are writings in correspondence form signed by a company and an investor that set out the broad parameters of the business deal between them. Letters of intent tend to be short and almost always anticipate additional formal documentation before funds are actually transferred.
Intent letters do not appear in all venture capital financings. Some venture capitalists prefer to proceed directly from negotiations to formal financing agreements. When intent letters are used, they always precede the formal documentation and often provide for interim working arrangements or bridge financing.
Letters of intent can be completed quickly, usually in an afternoon, and serve several purposes. First, by putting the business deal into writing they assure both parties that the other party agrees to the major terms of the deal. Also, they usually establish a time frame for finalizing the details and getting the necessary documentation completed. Letters of intent highlight the agreements of the parties. In so doing, they tend to solidify each party’s commitment to the financing and often make it easier for the parties to agree on the peripheral issues that have to be dealt with in the definitive financing agreements.
Although many people think of them as unenforceable expressions of intent, letters of intent usually contain some agreements that are binding. Some contain agreements regarding how the company will be operated until funding is provided. Others contain binding agreements for bridge loans or other immediate funding to hold the company over until the formal financing agreements can be completed.
Most letters of intent have three things in common. They contain binding agreements by management and the company not to negotiate financing with others for thirty days or more; they allow the investor full access to company records and facilities; and they require the company to continue to operate its business in the ordinary course. Some also require management and the company to make representations about the company’s business plan, financial statements, and management’s stock ownership.
When preparing a letter of intent, management should be careful to understand which provisions of the letter are binding and which are not. The alteration of only a few words in a letter of intent can mean the difference between a binding obligation and a simple statement of intent.
Management also should be careful to understand the full implications of the proposed funding. Intent letters set the tone for the negotiations of the final financing agreements. Because of this, it can be very difficult to change a poorly considered term of an intent letter even though that term may appear only as an expression of intent.
Managements who plan to use an attorney or other advisor in connection with the final financing agreements should consult with that advisor before the letter of intent is negotiated and signed. Many entrepreneurs, however, sign intent letters without first consulting their advisors. Some do so with the belief that they can fix what they do not like in the final documents. Others feel compelled to sign immediately when presented with an investor’s letter to show their good faith and to get the deal moving. Most are disappointed later when the investor resists changing the deal or when they discover the full impact of concessions they have made.

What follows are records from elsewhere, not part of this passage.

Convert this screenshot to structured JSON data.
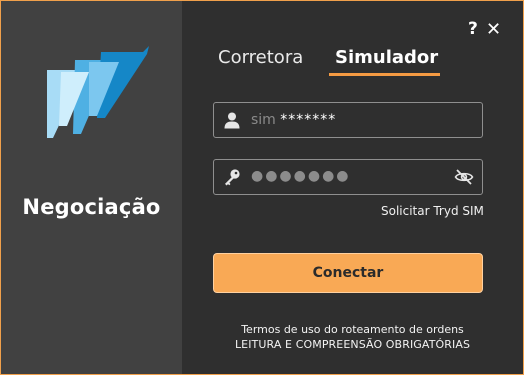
{
  "window": {
    "help_label": "?",
    "close_label": "✕",
    "accent_color": "#f59b43",
    "border_color": "#f0a04b"
  },
  "left_panel": {
    "logo_icon": "triple-arrow-logo-icon",
    "brand_title": "Negociação"
  },
  "tabs": [
    {
      "label": "Corretora",
      "selected": false
    },
    {
      "label": "Simulador",
      "selected": true
    }
  ],
  "login": {
    "username_prefix": "sim",
    "username_value": "*******",
    "username_icon": "user-icon",
    "password_value": "●●●●●●●",
    "password_icon": "key-icon",
    "toggle_visibility_icon": "eye-slash-icon",
    "request_link": "Solicitar Tryd SIM",
    "submit_label": "Conectar"
  },
  "footer": {
    "terms_line1": "Termos de uso do roteamento de ordens",
    "terms_line2": "LEITURA E COMPREENSÃO OBRIGATÓRIAS"
  }
}
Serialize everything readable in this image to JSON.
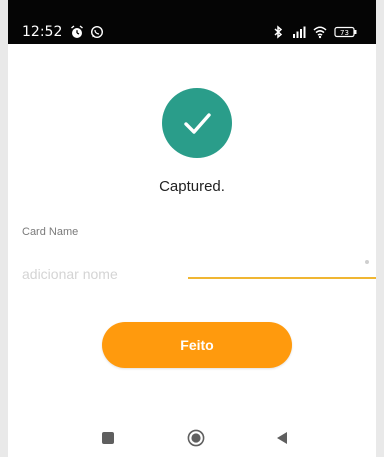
{
  "status_bar": {
    "time": "12:52",
    "left_icons": [
      "alarm-icon",
      "whatsapp-icon"
    ],
    "right_icons": [
      "bluetooth-icon",
      "signal-icon",
      "wifi-icon",
      "battery-icon"
    ],
    "battery_level": "73"
  },
  "confirmation": {
    "icon": "check-icon",
    "message": "Captured.",
    "accent_color": "#2a9d8a"
  },
  "card_name": {
    "label": "Card Name",
    "placeholder": "adicionar nome",
    "value": ""
  },
  "done_button": {
    "label": "Feito",
    "color": "#ff9a0d"
  },
  "navigation": {
    "buttons": [
      "recents-square-icon",
      "home-circle-icon",
      "back-triangle-icon"
    ]
  }
}
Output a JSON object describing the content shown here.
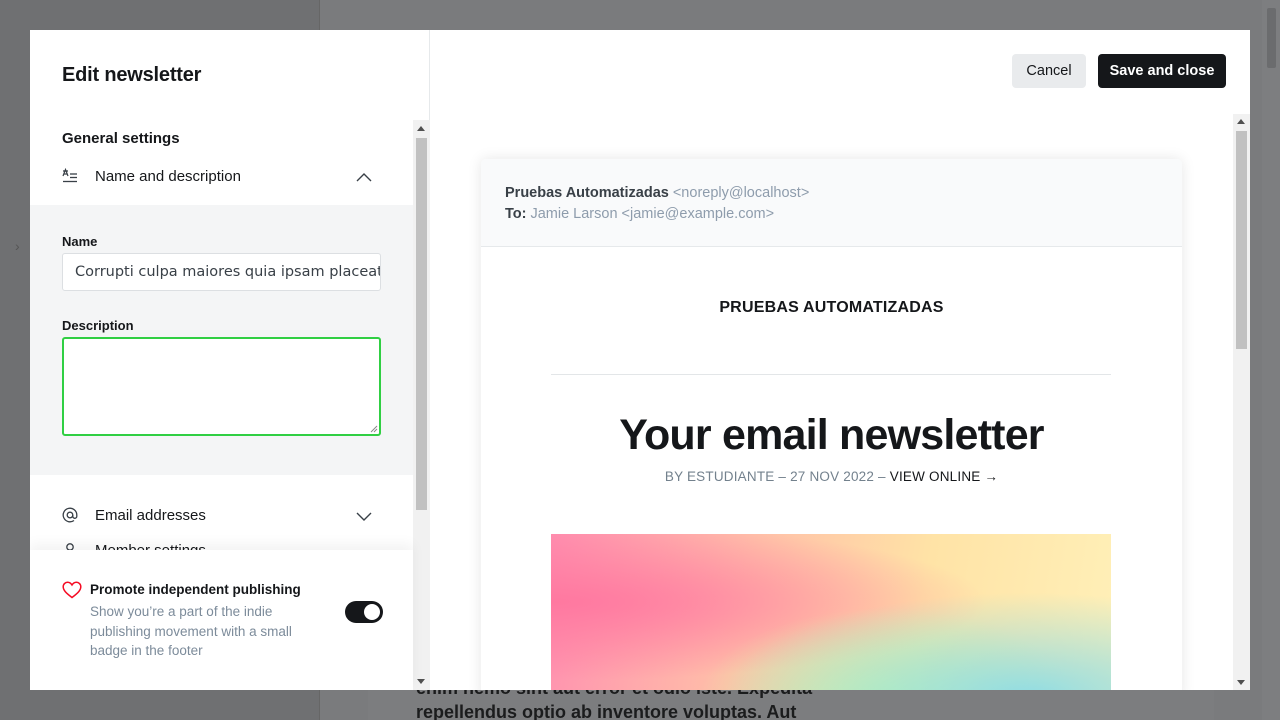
{
  "background": {
    "article_text": "enim nemo sint aut error et odio iste. Expedita repellendus optio ab inventore voluptas. Aut"
  },
  "modal": {
    "title": "Edit newsletter",
    "cancel_label": "Cancel",
    "save_label": "Save and close"
  },
  "settings": {
    "section_title": "General settings",
    "accordions": [
      {
        "label": "Name and description",
        "icon": "text-align-icon",
        "expanded": true
      },
      {
        "label": "Email addresses",
        "icon": "at-sign-icon",
        "expanded": false
      },
      {
        "label": "Member settings",
        "icon": "user-icon",
        "expanded": false
      }
    ],
    "name_label": "Name",
    "name_value": "Corrupti culpa maiores quia ipsam placeat",
    "description_label": "Description",
    "description_value": ""
  },
  "promo": {
    "title": "Promote independent publishing",
    "description": "Show you’re a part of the indie publishing movement with a small badge in the footer",
    "enabled": true,
    "accent": "#f50b23"
  },
  "preview": {
    "from_name": "Pruebas Automatizadas",
    "from_address": "<noreply@localhost>",
    "to_label": "To:",
    "to_value": "Jamie Larson <jamie@example.com>",
    "site_name": "PRUEBAS AUTOMATIZADAS",
    "post_title": "Your email newsletter",
    "byline": "BY ESTUDIANTE – 27 NOV 2022 –",
    "view_online": "VIEW ONLINE →"
  }
}
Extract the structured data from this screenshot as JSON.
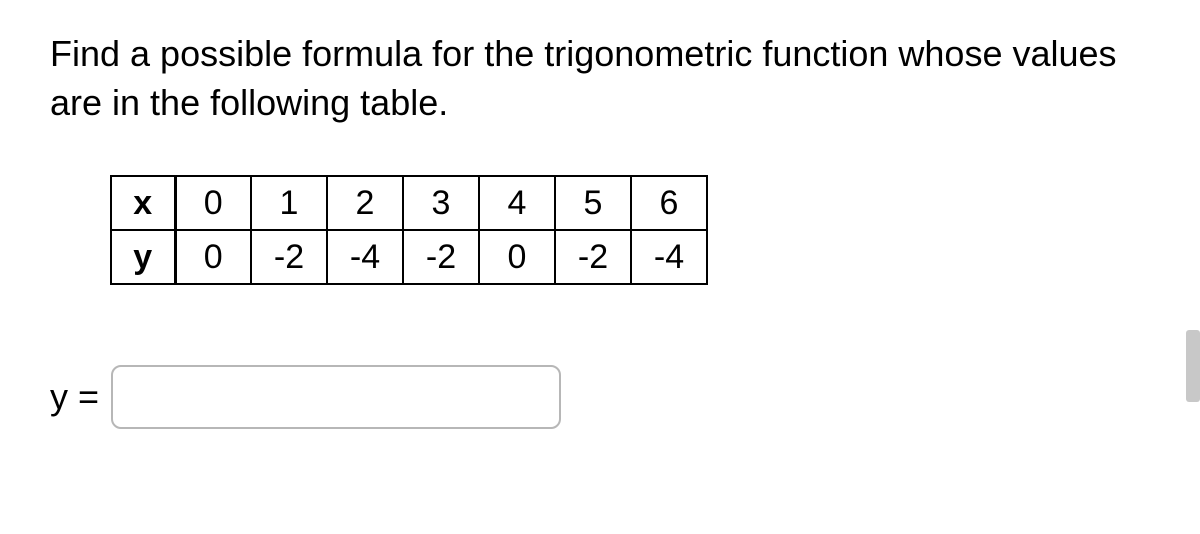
{
  "question": {
    "prompt": "Find a possible formula for the trigonometric function whose values are in the following table."
  },
  "table": {
    "rows": [
      {
        "label": "x",
        "cells": [
          "0",
          "1",
          "2",
          "3",
          "4",
          "5",
          "6"
        ]
      },
      {
        "label": "y",
        "cells": [
          "0",
          "-2",
          "-4",
          "-2",
          "0",
          "-2",
          "-4"
        ]
      }
    ]
  },
  "answer": {
    "label": "y =",
    "value": "",
    "placeholder": ""
  }
}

These disappointments can usually be avoided by taking twenty-four hours to consider the letter before signing. During this time the entrepreneur can meet with his advisors to be sure he fully understands the investor’s offer and has addressed the business issues that need attention. See: Bridge Loans, Commitment Letters, Financing Agreements, Investment Memorandums, Lawyers, Letter Agreements, Negotiation, Structure.